How To Decide on the Referee’s Mark

Posted on October 12th, 2017

The following questions focus on the key areas of a Referee’s performance. They are intended as an “aide memoire”, are not necessarily comprehensive and need not be answered individually. It is, however, worth considering them before committing yourself to a mark for the Referee.


How well did the Referee control the game?
Were the players’ actions recognized correctly?
Were the Laws applied correctly?
Were all incidents dealt with efficiently/effectively?
Were all the appropriate sanctions applied correctly?
Was the Referee always within reasonable distance of incidents?
Was the Referee well positioned to make critical decisions, especially in and around the penalty area?
Did the Referee understand the players’ positional intentions and keep out of the way accordingly?
Did the Referee demonstrate alertness and concentration throughout the game?
Did the Referee apply the use of the advantage to suit the mood and temperature of the game?
Was the Referee aware of the players’ attitude to advantage?
Did the Referee use the assistants effectively?
Did the officials work as a team, and did the Referee lead and manage them to the benefit of the game?

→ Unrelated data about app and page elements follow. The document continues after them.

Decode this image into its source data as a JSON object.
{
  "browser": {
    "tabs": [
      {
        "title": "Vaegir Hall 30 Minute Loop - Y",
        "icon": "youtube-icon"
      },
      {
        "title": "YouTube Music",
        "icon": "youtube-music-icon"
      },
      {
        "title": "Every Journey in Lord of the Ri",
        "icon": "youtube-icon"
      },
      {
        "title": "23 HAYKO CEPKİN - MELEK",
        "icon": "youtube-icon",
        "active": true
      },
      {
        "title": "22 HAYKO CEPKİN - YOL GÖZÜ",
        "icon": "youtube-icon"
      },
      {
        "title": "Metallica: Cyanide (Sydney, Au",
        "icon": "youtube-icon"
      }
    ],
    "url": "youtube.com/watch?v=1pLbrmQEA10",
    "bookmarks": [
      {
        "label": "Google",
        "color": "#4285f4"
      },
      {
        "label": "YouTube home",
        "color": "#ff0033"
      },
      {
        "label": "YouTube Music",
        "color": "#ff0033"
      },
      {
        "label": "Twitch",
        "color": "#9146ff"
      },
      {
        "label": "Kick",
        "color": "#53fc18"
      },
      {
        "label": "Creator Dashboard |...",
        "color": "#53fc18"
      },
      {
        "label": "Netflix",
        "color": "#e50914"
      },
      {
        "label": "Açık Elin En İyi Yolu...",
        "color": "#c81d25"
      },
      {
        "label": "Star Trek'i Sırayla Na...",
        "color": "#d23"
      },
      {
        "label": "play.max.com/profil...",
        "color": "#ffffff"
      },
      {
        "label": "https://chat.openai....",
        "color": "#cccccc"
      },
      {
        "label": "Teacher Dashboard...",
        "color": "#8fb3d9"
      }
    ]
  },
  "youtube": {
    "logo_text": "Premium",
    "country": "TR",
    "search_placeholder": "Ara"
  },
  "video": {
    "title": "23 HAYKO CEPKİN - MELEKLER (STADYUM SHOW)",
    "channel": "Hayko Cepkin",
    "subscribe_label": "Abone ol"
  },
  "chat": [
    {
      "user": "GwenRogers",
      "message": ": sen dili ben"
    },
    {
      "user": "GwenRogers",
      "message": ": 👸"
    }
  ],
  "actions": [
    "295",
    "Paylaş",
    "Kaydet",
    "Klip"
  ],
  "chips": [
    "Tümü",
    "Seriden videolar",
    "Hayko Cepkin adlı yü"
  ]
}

How well did the Referee communicate with the players during the game?
Did the Referee’s Level of involvement/profile suit this particular game?
Did the Referee understand the players’ problems on the day – e.g. difficult ground/ weather conditions?
Did the Referee respond to the changing pattern of play/mood of players?
Did the Referee demonstrate empathy for the game, allowing it to develop in accordance with the tempo of the game?
Was the Referee pro-active in controlling of the game?
Was the Referee’s authority asserted firmly without being officious?
Was the Referee confident and quick thinking?
Did the Referee appear unflustered and unhurried when making critical decisions?
Did the Referee permit undue questioning of decisions?
Did the Referee deal effectively with players crowding around after decisions/incidents?
Was effective player management in evidence?
Was the Referee’s body language confident and open at all times?
Did the pace of the game, the crowd or player pressure affect the Referee negatively?


Always try to be objective when marking. You may not obtain the most objective view by marking immediately after the game.
Judge the performance over the whole game. Don’t be too influenced by one particular incident.
Don’t mark the Referee down unfairly because your team was unlucky and lost the game or some disciplinary action was taken against your players